“It’s the city Australians want to work in, whether they live in or out of state, and is opening new and different prospects for resourcing and helping to build Australia’s workforce of the future.”

David Ente, Director, Raine & Horne Commercial SA, said, “We’ve had many significant announcements by the SA Government spruiking business and commercial opportunities in Adelaide. 

“However, now the private sector, including Commonwealth Bank and PWC, are backing up these words with actions.

“Any investment in people, resources and means to attract new and expanding businesses in SA is welcome and will be a long-term shot in the arm for the city’s commercial real estate markets.”

David added that the announcements by Commonwealth Bank and PWC are reversing a long-term commercial trend away from Adelaide. “I still remember national companies with head offices based in SA in the 1980s only to watch them relocate to Melbourne and Sydney. 


“It is very pleasing major companies, and others are calling Adelaide home.

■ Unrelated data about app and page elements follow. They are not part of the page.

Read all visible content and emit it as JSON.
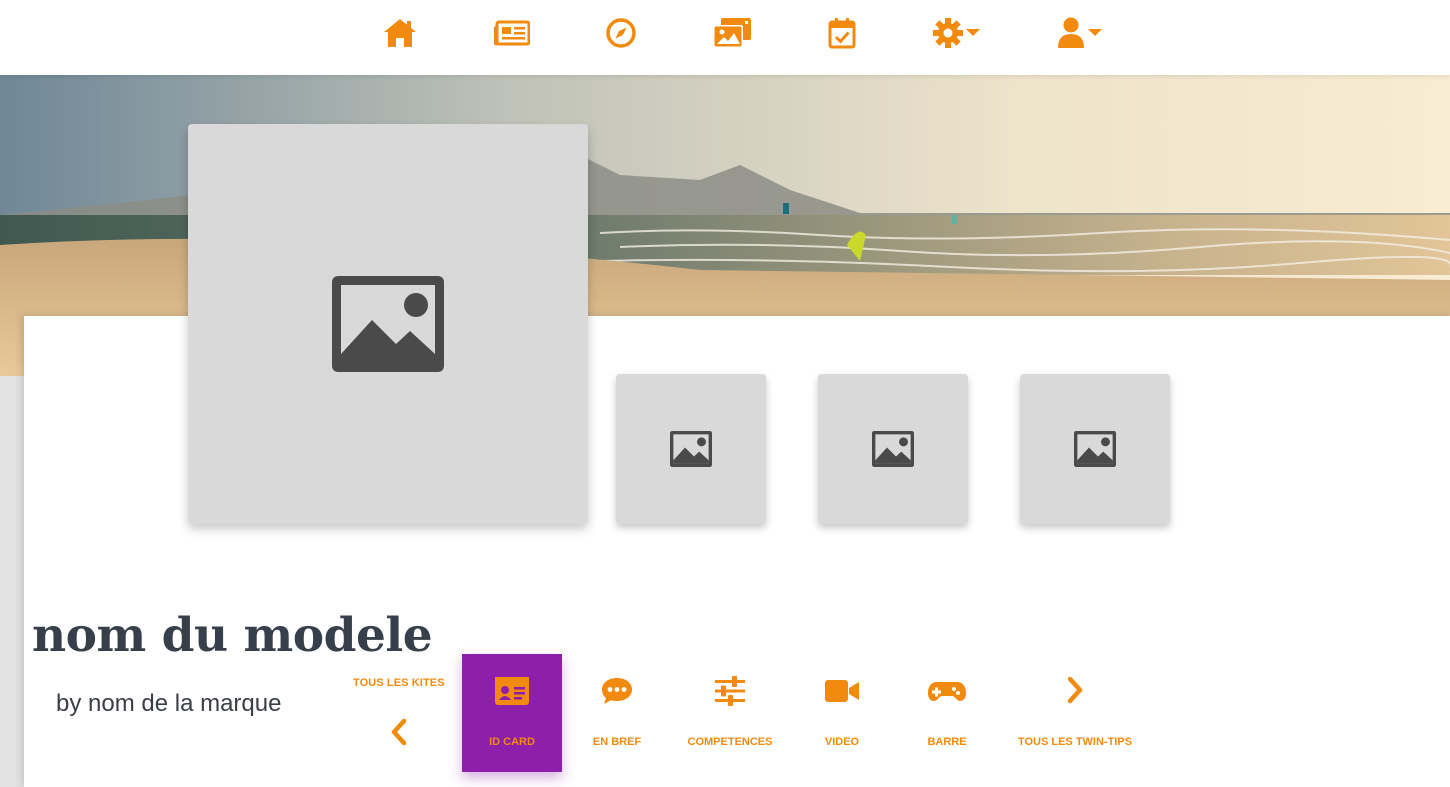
{
  "colors": {
    "accent": "#f28a0f",
    "active_tab": "#8e1faa",
    "title_text": "#363f4a",
    "placeholder_bg": "#d9d9d9",
    "placeholder_icon": "#4a4a4a"
  },
  "nav": {
    "items": [
      {
        "icon": "home-icon"
      },
      {
        "icon": "newspaper-icon"
      },
      {
        "icon": "compass-icon"
      },
      {
        "icon": "photos-icon"
      },
      {
        "icon": "calendar-check-icon"
      },
      {
        "icon": "gear-dropdown-icon"
      },
      {
        "icon": "user-dropdown-icon"
      }
    ]
  },
  "gallery": {
    "main_icon": "image-placeholder-icon",
    "thumbs": 3
  },
  "model": {
    "title": "nom du modele",
    "brand": "by nom de la marque"
  },
  "tabs": {
    "prev_label": "TOUS LES KITES",
    "items": [
      {
        "label": "ID CARD",
        "icon": "id-card-icon",
        "active": true
      },
      {
        "label": "EN BREF",
        "icon": "comment-dots-icon",
        "active": false
      },
      {
        "label": "COMPETENCES",
        "icon": "sliders-icon",
        "active": false
      },
      {
        "label": "VIDEO",
        "icon": "video-camera-icon",
        "active": false
      },
      {
        "label": "BARRE",
        "icon": "gamepad-icon",
        "active": false
      }
    ],
    "next_label": "TOUS LES TWIN-TIPS"
  }
}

It not only puts a spotlight on SA but has a flow-on effect that bodes well for the commercial and industrial markets in South Australia.”

David continued, “The move by larger corporates to grab space in Adelaide also mirrors demand from interstate investors who have been chasing leased investments for the best part of a year now.”

Looking ahead, David says local industrial, retail, and office properties will continue to attract demand illustrated by yields of 4%, usually unheard of in Adelaide. “The trouble is that some vendors appear to be waiting for 17 March when South Australia goes to the polls to list their commercial properties,” he said. “This is probably unnecessary as the Opposition is not suggesting any policy changes that will affect commercial real estate.”